- **Task requirements**
From the entries below, determine the number of lines that contain "días". Give that number by itself.

Dataset rows describing interfaces:
+ + + + + + +
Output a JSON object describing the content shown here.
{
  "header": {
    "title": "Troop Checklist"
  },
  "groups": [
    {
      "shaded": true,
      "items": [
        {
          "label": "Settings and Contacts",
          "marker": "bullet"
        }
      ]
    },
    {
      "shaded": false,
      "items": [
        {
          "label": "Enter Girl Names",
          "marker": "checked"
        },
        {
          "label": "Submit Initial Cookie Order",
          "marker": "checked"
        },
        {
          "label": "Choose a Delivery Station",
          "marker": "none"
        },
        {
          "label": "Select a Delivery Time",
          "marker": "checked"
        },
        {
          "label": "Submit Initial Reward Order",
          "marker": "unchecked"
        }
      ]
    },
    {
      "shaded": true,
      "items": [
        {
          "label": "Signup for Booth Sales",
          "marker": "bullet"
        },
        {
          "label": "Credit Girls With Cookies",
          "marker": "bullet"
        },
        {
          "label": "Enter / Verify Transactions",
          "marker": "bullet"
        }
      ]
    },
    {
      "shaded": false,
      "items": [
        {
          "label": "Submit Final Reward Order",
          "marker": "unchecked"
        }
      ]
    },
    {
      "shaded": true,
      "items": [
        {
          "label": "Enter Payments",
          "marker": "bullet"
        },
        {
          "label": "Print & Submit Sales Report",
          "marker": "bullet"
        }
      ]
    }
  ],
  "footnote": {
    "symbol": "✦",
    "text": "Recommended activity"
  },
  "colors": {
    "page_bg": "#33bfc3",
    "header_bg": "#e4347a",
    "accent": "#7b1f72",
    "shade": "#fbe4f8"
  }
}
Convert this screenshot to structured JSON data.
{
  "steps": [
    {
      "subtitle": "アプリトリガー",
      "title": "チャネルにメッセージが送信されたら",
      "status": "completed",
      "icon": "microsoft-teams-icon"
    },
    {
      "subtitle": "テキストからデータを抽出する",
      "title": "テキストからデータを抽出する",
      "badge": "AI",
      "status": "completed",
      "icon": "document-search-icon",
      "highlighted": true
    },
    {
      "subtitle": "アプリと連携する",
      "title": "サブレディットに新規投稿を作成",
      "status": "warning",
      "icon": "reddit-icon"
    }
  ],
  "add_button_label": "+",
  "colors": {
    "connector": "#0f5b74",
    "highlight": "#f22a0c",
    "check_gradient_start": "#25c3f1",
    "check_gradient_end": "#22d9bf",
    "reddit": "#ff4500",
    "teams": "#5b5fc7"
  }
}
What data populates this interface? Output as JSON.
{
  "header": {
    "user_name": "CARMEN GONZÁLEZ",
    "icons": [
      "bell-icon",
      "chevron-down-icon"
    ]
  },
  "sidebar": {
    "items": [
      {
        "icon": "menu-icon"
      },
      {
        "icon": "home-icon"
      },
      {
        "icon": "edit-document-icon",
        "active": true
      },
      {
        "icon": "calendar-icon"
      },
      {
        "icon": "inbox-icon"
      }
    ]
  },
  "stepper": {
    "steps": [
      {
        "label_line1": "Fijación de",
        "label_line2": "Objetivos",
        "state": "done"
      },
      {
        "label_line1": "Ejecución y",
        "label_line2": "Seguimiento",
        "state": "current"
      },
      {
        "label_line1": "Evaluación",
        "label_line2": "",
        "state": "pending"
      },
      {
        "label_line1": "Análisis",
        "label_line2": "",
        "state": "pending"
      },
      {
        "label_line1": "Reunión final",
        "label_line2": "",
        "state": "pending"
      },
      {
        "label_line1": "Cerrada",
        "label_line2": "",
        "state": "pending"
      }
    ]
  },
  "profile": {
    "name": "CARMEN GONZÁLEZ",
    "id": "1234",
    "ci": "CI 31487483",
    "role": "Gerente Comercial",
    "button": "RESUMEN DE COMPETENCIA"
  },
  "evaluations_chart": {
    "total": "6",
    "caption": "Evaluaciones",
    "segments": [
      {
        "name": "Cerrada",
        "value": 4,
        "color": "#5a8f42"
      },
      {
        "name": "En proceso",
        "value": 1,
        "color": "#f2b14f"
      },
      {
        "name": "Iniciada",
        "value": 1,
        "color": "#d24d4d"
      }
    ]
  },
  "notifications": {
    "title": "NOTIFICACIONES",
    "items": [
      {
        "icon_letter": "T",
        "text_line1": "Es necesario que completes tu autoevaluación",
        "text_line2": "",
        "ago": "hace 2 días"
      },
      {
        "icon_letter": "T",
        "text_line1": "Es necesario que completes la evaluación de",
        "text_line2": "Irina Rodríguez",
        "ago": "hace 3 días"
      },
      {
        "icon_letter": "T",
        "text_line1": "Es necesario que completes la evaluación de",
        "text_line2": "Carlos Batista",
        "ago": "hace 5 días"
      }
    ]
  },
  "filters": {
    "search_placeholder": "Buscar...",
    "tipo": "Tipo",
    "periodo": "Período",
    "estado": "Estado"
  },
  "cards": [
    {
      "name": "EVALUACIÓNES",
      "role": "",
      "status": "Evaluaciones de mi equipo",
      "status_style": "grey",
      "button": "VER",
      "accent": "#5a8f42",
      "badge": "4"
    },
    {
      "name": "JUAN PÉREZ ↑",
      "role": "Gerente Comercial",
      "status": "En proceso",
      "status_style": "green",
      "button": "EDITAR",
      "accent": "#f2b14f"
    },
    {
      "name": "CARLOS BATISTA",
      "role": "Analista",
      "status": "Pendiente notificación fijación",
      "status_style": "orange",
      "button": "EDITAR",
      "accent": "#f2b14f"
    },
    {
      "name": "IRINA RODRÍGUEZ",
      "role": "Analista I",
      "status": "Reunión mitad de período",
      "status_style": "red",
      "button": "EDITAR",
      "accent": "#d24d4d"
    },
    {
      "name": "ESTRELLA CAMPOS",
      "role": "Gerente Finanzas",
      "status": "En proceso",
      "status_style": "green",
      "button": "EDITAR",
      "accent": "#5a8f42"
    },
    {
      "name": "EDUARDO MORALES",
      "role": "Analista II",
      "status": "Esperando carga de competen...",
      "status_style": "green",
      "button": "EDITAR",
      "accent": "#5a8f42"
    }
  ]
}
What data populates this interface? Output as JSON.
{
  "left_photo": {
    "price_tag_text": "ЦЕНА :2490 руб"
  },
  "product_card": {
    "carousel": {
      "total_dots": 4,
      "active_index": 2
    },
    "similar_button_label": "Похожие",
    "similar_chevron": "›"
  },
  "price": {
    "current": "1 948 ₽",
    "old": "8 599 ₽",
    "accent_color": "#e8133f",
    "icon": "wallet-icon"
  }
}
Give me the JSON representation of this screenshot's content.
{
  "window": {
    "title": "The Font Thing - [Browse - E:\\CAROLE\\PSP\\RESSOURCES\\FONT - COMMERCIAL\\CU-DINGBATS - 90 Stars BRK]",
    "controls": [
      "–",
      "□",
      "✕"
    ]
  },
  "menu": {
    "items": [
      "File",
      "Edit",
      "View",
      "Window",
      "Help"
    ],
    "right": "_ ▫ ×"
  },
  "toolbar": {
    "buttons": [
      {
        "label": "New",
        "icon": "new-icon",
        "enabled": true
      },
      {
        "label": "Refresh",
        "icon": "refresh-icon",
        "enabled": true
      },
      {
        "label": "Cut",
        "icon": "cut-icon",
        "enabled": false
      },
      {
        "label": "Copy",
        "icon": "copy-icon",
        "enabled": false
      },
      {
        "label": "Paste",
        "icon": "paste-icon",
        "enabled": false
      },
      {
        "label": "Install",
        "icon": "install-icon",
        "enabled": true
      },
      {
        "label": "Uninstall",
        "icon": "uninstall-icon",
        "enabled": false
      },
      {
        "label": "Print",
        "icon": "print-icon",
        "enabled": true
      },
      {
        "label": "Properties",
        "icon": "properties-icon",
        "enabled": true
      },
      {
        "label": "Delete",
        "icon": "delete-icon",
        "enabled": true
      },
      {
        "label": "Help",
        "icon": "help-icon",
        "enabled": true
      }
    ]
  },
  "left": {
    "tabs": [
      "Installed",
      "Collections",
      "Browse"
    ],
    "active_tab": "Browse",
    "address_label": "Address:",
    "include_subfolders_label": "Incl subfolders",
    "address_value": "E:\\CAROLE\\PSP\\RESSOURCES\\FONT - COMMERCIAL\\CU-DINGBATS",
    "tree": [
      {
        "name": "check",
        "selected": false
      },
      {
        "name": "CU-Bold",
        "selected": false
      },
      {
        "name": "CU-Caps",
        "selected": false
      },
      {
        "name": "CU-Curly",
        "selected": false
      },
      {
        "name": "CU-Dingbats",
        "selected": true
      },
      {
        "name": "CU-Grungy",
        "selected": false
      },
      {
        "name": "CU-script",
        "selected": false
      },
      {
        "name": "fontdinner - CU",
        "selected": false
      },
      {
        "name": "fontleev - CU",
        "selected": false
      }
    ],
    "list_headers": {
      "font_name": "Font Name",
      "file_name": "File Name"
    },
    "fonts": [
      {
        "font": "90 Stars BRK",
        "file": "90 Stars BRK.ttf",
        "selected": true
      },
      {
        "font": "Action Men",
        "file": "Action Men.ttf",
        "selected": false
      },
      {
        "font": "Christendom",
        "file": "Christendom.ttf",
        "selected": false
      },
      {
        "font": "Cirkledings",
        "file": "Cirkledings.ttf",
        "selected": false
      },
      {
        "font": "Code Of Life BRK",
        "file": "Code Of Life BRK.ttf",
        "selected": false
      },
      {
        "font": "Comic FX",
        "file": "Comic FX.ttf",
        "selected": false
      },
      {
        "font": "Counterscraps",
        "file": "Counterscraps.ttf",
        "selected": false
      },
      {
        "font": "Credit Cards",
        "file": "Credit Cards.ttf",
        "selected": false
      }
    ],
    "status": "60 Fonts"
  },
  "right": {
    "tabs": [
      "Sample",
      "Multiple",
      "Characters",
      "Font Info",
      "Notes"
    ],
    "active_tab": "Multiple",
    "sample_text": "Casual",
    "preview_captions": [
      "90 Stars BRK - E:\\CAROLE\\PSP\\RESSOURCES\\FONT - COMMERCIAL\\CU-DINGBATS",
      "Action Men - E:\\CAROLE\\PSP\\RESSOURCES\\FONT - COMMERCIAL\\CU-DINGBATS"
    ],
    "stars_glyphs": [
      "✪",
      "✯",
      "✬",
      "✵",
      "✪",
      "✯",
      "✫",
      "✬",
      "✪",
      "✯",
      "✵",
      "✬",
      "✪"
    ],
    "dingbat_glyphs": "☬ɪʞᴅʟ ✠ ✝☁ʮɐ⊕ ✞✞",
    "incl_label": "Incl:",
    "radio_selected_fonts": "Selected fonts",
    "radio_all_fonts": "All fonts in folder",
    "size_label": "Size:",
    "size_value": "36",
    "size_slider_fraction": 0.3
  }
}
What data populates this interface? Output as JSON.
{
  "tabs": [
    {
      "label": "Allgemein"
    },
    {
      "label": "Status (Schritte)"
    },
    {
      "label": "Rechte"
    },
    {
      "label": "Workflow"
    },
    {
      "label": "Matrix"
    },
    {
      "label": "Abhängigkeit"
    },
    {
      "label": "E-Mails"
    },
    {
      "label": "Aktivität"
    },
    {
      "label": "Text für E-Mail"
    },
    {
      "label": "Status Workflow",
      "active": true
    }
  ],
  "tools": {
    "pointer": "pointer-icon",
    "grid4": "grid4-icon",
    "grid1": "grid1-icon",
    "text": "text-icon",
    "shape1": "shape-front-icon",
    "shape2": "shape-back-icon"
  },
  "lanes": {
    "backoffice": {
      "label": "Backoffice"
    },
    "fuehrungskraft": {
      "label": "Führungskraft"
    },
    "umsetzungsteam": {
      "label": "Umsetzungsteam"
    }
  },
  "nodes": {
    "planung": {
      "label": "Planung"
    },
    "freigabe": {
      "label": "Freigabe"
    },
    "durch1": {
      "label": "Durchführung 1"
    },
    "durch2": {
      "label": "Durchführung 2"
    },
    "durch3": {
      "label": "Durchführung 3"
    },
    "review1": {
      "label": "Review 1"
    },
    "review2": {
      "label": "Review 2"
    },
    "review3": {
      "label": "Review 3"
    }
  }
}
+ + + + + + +
- **Response for this exercise**
3